Entries taken from a collection:
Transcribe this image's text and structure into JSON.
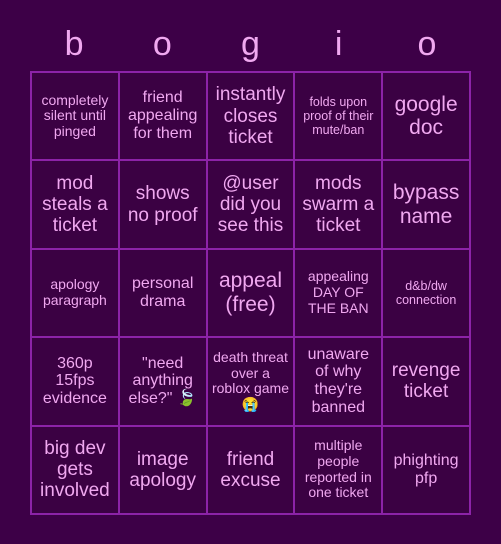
{
  "card": {
    "header_letters": [
      "b",
      "o",
      "g",
      "i",
      "o"
    ],
    "colors": {
      "background": "#3d0047",
      "cell_background": "#3b0143",
      "grid_line": "#8c23a8",
      "text": "#f0a8f0"
    },
    "rows": [
      [
        {
          "text": "completely silent until pinged",
          "size": "sm"
        },
        {
          "text": "friend appealing for them",
          "size": "md"
        },
        {
          "text": "instantly closes ticket",
          "size": "lg"
        },
        {
          "text": "folds upon proof of their mute/ban",
          "size": "xs"
        },
        {
          "text": "google doc",
          "size": "xl"
        }
      ],
      [
        {
          "text": "mod steals a ticket",
          "size": "lg"
        },
        {
          "text": "shows no proof",
          "size": "lg"
        },
        {
          "text": "@user did you see this",
          "size": "lg"
        },
        {
          "text": "mods swarm a ticket",
          "size": "lg"
        },
        {
          "text": "bypass name",
          "size": "xl"
        }
      ],
      [
        {
          "text": "apology paragraph",
          "size": "sm"
        },
        {
          "text": "personal drama",
          "size": "md"
        },
        {
          "text": "appeal (free)",
          "size": "xl"
        },
        {
          "text": "appealing DAY OF THE BAN",
          "size": "sm"
        },
        {
          "text": "d&b/dw connection",
          "size": "xs"
        }
      ],
      [
        {
          "text": "360p 15fps evidence",
          "size": "md"
        },
        {
          "text": "\"need anything else?\" 🍃",
          "size": "md"
        },
        {
          "text": "death threat over a roblox game 😭",
          "size": "sm"
        },
        {
          "text": "unaware of why they're banned",
          "size": "md"
        },
        {
          "text": "revenge ticket",
          "size": "lg"
        }
      ],
      [
        {
          "text": "big dev gets involved",
          "size": "lg"
        },
        {
          "text": "image apology",
          "size": "lg"
        },
        {
          "text": "friend excuse",
          "size": "lg"
        },
        {
          "text": "multiple people reported in one ticket",
          "size": "sm"
        },
        {
          "text": "phighting pfp",
          "size": "md"
        }
      ]
    ]
  }
}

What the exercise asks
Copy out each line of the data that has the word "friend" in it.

Answer to the problem
          "text": "friend appealing for them",
          "text": "friend excuse",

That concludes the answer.